- Directions for this task -
Report the tally of lines featuring the word "JSON" in the entries below, without anything else.

- Extracted data -
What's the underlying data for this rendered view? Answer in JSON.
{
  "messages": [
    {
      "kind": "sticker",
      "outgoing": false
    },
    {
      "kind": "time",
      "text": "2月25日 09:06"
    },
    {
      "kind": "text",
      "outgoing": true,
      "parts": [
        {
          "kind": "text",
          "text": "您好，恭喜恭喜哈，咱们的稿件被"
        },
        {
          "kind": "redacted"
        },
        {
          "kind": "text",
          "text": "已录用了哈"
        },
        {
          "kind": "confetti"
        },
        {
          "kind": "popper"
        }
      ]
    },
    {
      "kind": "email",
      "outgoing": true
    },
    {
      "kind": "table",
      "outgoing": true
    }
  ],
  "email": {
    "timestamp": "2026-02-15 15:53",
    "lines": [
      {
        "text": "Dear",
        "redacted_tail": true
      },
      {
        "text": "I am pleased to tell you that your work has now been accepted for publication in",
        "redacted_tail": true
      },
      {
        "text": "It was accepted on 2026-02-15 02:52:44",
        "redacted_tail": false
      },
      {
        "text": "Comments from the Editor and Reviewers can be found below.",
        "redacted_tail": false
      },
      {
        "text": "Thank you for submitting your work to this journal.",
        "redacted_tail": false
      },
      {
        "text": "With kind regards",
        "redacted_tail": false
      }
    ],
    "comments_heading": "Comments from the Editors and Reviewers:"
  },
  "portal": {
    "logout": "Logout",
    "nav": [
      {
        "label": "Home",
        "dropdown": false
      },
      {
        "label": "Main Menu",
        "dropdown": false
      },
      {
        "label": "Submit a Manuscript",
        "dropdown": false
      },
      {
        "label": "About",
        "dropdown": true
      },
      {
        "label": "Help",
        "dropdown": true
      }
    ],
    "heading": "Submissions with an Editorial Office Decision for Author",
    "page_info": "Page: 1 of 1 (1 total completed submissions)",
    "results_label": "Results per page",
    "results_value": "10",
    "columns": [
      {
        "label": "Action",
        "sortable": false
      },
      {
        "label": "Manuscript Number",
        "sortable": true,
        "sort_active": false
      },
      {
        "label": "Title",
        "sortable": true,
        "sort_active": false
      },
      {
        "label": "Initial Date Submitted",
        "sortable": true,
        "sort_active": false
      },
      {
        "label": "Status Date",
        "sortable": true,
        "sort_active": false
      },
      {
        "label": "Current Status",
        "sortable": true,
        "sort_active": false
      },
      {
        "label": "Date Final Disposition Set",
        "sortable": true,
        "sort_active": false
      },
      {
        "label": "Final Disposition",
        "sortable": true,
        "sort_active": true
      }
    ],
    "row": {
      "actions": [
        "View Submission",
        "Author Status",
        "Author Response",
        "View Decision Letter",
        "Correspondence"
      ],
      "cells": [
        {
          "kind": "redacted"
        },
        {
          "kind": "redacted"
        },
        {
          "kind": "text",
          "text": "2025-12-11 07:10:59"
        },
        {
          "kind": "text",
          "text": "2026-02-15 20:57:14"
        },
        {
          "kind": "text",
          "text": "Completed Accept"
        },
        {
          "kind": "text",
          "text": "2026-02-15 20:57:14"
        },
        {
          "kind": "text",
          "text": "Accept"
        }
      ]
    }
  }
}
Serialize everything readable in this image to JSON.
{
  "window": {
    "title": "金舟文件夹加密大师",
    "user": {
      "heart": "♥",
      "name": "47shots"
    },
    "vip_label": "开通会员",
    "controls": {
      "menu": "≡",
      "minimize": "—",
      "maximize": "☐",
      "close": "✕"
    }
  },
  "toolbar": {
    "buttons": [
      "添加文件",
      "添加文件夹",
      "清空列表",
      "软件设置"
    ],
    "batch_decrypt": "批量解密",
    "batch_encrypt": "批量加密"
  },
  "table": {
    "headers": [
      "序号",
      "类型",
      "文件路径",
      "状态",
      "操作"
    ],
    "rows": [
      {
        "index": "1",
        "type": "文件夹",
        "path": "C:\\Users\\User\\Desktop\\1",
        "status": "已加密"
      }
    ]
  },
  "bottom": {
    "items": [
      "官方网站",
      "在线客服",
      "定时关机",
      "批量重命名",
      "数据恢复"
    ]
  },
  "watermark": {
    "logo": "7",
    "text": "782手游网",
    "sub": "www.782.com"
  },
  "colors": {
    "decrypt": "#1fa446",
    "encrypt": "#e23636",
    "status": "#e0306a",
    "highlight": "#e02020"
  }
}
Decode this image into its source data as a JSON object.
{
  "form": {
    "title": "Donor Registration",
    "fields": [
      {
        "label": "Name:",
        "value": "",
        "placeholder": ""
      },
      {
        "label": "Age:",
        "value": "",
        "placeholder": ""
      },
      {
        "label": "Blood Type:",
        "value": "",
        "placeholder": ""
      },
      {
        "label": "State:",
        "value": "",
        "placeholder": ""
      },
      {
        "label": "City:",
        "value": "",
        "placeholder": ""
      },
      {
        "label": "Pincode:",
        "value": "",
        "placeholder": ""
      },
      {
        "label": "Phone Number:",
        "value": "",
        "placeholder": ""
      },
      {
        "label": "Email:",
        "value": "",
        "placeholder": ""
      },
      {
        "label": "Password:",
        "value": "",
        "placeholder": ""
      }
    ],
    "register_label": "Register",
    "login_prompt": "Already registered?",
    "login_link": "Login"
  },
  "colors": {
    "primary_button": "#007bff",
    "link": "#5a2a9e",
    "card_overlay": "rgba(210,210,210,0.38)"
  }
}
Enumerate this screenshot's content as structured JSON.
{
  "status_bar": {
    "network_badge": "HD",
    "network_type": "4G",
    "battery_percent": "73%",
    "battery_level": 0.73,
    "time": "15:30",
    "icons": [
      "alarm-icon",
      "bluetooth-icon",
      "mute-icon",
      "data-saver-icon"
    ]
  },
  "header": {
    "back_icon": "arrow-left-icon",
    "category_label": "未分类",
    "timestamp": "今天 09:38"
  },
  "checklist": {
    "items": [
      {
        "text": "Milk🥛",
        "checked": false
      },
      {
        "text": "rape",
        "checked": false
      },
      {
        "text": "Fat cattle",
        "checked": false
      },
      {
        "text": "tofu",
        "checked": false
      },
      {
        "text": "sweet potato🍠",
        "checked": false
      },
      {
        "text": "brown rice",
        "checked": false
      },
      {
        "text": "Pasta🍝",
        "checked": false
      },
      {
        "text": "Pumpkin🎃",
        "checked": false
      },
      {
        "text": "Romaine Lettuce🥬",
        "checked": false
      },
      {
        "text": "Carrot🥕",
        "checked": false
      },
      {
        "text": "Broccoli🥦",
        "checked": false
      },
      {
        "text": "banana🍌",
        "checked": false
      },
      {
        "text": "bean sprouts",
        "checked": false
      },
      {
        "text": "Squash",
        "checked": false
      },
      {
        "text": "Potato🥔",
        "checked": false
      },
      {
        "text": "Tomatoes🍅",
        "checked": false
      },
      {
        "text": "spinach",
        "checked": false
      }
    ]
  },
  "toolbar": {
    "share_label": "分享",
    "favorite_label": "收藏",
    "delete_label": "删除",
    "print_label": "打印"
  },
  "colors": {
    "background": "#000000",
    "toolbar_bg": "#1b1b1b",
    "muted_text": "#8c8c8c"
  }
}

- Your solution -
4